CROSSING THE BORDER
Stephen and Jennie Allison have been taking a group of us from Mountain View across the border on the third Saturday of each month. We travel to a refugee shelter just across the border in the red light district of Zona Norte Tijuana. In and out in a few hours, we share a meal with the refugees, make friends and hear their stories. We give these kids who have fled their homes because of the threat of violence a chance to learn to skateboard and have some fun. The parents, likewise, get a break from the monotony of living packed into one large warehouse with tents, no work and nothing to do while they await their immigration hearings.
Their stories are heartbreaking. One women was there with her three children under seven years old. Their father had been killed because he wouldn’t join the cartels who run their town near Acapulco. Another woman with two small kids showed me the scars on her throat where her gangster boyfriend had cut her before she ran. While running from gang violence does not technically qualify for refugee status, it is clear that all of these people are risking everything to immigrate to the United States because they are desperate.
Will You Cross the Border?
Crossing the border is valuable.

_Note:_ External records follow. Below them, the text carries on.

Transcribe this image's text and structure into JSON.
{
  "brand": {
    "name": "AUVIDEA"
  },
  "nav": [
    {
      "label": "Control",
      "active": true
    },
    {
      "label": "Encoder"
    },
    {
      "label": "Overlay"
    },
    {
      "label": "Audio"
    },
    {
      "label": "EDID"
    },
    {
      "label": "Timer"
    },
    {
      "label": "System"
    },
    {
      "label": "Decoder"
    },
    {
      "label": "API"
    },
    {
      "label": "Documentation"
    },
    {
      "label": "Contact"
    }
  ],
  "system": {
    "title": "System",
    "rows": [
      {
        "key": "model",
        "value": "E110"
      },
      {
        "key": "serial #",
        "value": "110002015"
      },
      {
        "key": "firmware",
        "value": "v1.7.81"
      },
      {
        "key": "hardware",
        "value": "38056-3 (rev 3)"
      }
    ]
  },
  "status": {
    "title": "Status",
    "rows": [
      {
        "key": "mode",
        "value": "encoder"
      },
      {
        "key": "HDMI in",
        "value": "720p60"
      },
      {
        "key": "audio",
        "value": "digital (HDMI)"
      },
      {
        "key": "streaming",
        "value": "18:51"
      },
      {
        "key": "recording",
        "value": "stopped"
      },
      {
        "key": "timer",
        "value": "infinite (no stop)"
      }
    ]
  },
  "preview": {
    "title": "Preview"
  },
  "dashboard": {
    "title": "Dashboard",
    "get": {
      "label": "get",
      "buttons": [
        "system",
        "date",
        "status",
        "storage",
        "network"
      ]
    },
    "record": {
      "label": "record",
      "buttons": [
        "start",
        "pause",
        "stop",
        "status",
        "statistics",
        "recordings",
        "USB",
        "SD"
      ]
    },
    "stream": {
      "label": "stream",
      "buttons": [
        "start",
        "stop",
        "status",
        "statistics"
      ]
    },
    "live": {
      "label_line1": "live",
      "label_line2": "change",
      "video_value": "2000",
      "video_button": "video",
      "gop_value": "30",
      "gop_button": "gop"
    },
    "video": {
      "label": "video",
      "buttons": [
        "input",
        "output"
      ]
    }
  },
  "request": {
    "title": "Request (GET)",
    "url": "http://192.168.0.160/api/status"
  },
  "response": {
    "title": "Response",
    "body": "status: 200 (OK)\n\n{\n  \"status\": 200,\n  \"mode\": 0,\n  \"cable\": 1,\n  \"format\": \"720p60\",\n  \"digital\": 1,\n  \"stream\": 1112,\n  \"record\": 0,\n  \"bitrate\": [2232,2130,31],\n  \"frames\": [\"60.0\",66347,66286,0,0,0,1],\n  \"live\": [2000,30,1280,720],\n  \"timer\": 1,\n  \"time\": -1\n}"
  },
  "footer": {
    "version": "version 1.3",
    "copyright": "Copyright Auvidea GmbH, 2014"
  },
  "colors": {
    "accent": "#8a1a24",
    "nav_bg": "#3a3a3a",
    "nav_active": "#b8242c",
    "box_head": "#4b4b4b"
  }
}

For those of us who are more comfortable staying at home, it opens our eyes to the realities of our world. Very near to us is an international border that divides our country and all it stands for from our neighbor country. When we cross the border we do what those on the other side cannot do to extend a hand of friendship in the name of Jesus. Our world is enlarged, our perspective is enlightened and our compassion is awakened. Proximity breeds compassion. Compassion makes you more like Jesus.